The Spring 2022 edition of Glass: The UrbanGlass Art Quarterly (#166) is hitting newsstands and subscriber mailboxes. On the cover is a work by Ché Rhodes, artist and head of the glass program at the University of Louisville, who was instrumental in the exhibition "Crafting the Vernacular" now on view at the Kentucky Museum of Art and Craft. Rhodes had been discussing a solo exhibition with KMAC curator Joey Yates, and he was inspired to propose expanding it into a group show featuring work by artists of color working with glass. Yates agreed, and the result is among the first museum exhibitions focusing exclusively on Black glass artists. The cover article's author, director emeritus of the Speed Art Museum Peter Morris, states that with this exhibition, we "are witnessing a new moment in contemporary glass."

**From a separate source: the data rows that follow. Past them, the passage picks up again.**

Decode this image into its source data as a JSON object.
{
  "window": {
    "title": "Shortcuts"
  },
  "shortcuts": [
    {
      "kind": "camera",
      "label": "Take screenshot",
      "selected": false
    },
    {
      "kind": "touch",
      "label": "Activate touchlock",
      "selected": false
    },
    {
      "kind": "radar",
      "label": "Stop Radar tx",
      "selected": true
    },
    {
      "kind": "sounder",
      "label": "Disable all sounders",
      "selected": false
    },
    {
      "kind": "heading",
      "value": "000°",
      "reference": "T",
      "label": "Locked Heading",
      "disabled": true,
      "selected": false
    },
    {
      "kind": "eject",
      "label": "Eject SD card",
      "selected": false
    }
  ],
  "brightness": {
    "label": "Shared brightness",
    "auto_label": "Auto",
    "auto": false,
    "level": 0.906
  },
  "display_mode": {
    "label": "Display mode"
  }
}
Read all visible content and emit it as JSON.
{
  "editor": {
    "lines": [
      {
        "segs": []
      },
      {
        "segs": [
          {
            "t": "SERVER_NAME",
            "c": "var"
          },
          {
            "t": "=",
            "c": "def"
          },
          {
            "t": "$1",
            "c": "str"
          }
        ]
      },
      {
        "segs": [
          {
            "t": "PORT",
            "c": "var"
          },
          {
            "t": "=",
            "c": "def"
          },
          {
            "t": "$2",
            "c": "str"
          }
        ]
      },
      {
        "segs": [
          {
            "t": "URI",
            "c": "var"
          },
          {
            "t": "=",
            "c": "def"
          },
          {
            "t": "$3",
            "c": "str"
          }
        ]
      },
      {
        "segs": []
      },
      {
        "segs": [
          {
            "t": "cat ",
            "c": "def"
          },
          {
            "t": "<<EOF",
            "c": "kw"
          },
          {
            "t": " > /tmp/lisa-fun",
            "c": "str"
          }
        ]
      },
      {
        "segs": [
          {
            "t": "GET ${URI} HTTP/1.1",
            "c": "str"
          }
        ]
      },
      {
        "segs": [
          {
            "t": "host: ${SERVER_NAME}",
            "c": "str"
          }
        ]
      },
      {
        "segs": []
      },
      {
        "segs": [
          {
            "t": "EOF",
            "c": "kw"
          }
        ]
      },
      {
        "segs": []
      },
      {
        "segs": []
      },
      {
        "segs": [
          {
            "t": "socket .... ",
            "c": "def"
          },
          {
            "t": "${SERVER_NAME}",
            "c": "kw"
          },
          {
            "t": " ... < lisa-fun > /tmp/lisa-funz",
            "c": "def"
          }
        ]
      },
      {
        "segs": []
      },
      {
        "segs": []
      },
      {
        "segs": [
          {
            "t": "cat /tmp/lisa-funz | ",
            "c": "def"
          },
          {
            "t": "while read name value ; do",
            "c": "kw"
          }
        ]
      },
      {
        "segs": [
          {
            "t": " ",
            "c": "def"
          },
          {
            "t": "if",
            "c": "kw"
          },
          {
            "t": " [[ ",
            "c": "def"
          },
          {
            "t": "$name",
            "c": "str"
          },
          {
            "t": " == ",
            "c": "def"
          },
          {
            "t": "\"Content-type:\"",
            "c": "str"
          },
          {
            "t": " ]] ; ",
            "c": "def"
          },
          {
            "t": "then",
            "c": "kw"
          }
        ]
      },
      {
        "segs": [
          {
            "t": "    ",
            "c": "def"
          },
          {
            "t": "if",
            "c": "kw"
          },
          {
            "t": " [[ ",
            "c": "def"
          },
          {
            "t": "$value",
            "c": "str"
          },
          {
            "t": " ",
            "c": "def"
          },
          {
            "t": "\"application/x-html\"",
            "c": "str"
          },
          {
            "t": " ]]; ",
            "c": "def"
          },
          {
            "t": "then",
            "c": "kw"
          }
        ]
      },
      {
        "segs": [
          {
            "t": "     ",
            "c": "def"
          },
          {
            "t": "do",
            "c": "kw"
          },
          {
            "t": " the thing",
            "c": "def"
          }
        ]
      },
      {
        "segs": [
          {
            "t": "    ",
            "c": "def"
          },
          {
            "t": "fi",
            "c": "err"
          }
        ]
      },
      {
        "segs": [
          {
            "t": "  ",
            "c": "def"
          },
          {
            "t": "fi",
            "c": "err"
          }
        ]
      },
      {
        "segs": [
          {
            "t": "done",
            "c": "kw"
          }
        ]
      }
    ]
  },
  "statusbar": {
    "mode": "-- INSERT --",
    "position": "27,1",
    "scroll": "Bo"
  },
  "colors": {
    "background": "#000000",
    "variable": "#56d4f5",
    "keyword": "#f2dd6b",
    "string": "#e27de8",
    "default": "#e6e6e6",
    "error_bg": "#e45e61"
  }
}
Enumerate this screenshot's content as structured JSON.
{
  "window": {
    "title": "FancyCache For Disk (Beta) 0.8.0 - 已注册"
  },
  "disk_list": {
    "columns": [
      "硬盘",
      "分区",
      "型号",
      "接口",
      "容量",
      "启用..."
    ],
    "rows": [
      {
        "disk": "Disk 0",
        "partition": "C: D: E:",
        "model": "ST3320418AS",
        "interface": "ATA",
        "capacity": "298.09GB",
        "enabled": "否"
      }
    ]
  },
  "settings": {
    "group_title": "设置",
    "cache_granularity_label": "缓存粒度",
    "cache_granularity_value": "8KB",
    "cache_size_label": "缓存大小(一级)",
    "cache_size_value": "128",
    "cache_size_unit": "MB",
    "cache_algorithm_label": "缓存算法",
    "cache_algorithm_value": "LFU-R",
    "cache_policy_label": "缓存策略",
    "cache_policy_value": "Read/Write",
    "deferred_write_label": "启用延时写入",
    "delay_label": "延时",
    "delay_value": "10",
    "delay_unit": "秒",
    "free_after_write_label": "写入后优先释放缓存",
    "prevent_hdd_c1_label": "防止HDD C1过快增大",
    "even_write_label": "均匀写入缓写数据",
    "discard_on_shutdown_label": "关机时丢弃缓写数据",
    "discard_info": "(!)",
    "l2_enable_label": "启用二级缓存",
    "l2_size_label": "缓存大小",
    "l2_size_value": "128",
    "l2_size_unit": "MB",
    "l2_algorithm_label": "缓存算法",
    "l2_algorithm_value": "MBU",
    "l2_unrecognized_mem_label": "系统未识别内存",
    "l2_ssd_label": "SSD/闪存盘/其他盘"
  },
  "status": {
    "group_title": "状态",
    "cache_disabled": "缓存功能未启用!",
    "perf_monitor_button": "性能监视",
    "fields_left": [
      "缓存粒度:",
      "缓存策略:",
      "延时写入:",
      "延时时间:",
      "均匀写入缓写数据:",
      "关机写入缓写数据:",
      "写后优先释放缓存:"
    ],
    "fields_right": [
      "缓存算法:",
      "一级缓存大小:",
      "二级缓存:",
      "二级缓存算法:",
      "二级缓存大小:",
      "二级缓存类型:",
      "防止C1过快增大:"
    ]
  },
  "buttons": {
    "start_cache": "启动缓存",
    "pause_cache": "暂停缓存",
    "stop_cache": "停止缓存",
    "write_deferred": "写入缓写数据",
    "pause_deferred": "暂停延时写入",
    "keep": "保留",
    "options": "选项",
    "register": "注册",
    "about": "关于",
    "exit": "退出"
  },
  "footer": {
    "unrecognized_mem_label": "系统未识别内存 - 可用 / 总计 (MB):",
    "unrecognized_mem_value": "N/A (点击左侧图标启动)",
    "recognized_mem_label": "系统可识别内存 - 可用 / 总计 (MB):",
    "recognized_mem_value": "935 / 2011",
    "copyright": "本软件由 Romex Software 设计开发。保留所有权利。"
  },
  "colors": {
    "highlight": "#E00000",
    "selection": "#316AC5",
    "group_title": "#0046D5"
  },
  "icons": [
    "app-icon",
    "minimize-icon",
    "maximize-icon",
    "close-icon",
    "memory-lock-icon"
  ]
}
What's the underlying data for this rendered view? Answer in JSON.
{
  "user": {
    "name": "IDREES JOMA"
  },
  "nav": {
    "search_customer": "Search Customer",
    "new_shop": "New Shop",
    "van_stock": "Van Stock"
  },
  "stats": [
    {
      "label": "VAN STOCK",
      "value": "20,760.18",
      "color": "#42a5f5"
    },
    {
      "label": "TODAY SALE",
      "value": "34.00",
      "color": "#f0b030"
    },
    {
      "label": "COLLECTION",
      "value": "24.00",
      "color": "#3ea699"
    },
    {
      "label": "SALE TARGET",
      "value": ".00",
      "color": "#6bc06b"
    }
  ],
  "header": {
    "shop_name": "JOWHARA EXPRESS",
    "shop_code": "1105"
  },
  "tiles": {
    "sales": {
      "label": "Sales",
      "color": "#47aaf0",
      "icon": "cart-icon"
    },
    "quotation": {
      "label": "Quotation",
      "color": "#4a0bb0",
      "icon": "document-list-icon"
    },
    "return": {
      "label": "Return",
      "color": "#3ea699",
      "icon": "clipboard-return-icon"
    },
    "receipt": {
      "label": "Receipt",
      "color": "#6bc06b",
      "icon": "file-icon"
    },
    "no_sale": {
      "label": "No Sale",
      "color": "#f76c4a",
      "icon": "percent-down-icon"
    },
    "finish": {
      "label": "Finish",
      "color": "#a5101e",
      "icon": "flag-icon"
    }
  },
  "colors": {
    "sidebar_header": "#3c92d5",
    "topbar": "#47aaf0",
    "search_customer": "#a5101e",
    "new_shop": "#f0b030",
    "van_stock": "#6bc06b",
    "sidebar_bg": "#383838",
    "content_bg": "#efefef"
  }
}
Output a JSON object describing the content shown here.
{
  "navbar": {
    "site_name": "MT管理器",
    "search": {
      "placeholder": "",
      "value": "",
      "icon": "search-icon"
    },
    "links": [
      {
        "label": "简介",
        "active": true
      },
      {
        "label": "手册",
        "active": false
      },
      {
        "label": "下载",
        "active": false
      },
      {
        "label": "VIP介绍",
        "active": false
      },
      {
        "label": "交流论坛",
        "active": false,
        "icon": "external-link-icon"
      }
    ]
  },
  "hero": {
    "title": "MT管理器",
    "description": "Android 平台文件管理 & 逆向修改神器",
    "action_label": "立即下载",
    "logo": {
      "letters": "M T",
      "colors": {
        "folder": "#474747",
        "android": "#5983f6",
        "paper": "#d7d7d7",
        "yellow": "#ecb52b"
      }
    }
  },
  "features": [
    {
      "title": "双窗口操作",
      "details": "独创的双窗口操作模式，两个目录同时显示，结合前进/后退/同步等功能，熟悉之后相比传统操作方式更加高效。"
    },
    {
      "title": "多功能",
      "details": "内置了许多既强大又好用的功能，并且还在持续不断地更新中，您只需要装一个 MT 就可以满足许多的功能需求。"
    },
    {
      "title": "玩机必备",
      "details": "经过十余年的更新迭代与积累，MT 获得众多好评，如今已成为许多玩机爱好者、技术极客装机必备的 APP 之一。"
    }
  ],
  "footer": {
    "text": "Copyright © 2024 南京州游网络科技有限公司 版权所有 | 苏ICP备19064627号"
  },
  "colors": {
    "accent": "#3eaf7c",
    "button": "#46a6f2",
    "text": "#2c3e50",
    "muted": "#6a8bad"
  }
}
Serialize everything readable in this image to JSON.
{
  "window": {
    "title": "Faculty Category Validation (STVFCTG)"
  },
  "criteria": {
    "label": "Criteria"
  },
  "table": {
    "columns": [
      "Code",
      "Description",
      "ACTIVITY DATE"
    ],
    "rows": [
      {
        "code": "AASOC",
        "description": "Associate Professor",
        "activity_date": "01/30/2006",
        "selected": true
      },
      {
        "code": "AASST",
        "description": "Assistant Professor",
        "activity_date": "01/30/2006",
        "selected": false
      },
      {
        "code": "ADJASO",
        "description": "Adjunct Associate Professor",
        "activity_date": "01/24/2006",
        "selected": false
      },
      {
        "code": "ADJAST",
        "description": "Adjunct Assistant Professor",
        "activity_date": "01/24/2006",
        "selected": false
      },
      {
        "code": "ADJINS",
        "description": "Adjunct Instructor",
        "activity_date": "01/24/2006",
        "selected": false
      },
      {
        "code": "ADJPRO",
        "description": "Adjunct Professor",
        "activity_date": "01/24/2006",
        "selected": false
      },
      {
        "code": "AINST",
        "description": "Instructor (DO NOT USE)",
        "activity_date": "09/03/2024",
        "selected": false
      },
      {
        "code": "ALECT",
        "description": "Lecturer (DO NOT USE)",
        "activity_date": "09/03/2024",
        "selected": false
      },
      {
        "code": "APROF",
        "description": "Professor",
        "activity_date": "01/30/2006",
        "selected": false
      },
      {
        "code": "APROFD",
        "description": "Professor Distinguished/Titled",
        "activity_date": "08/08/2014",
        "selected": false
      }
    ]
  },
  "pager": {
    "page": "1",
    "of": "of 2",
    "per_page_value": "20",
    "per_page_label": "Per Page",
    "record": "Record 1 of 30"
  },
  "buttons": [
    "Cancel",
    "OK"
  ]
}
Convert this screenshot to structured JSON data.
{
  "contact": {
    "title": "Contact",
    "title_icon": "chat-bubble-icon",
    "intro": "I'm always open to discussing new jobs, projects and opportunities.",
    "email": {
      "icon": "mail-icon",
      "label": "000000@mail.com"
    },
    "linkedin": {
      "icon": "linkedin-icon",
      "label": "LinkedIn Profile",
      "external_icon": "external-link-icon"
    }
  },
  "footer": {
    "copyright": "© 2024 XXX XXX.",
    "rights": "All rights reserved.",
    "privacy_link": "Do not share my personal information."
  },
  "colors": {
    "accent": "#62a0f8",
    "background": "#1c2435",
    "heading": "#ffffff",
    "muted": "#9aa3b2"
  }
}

One of the artists in the "Crafting the Vernacular" exhibition is Leo Tecosky, whose work is discussed in the companion article on his 2021 Rakow Commission work recently unveiled at The Corning Museum of Glass. Glass correspondent Sadia Tasnim discusses Tecosky's efforts to develop a new language in glass, and interviews the New York City-based artist on his diverse inspirations, which range from hip-hop to Islamic calligraphy, from his international travels to the teachings of a Black Muslim group who call themselves theFive Percenters.
Our newest contributing editor Emma Park visited Venice to cover an important exhibition looking at the contributions of Tapio Wirkkala and Toni Zuccheri to the legacy of Venini & Co., each bringing his own design sensibilities to lead the most famous Muranese glasshouse into a more international era.
With the Glass Art Society set to celebrate its 50-year anniversary at its upcoming annual conference in Tacoma Washington, (its first in-person big event since the start of the pandemic), Victoria Ahmadizadeh Melendez investigates how a gathering of a small group of curious experimentalists in 1971 laid the foundations of what GAS has grown into today -- a bold artist organization with an increasingly international reach.
In honor of 2022 being designated the International Year of Glass by the United Nations, we kick off the first of our year-long series "Glass Around the World" with a look at Ngwenya Glass, an eco-concsious glass producer in Southern Africa.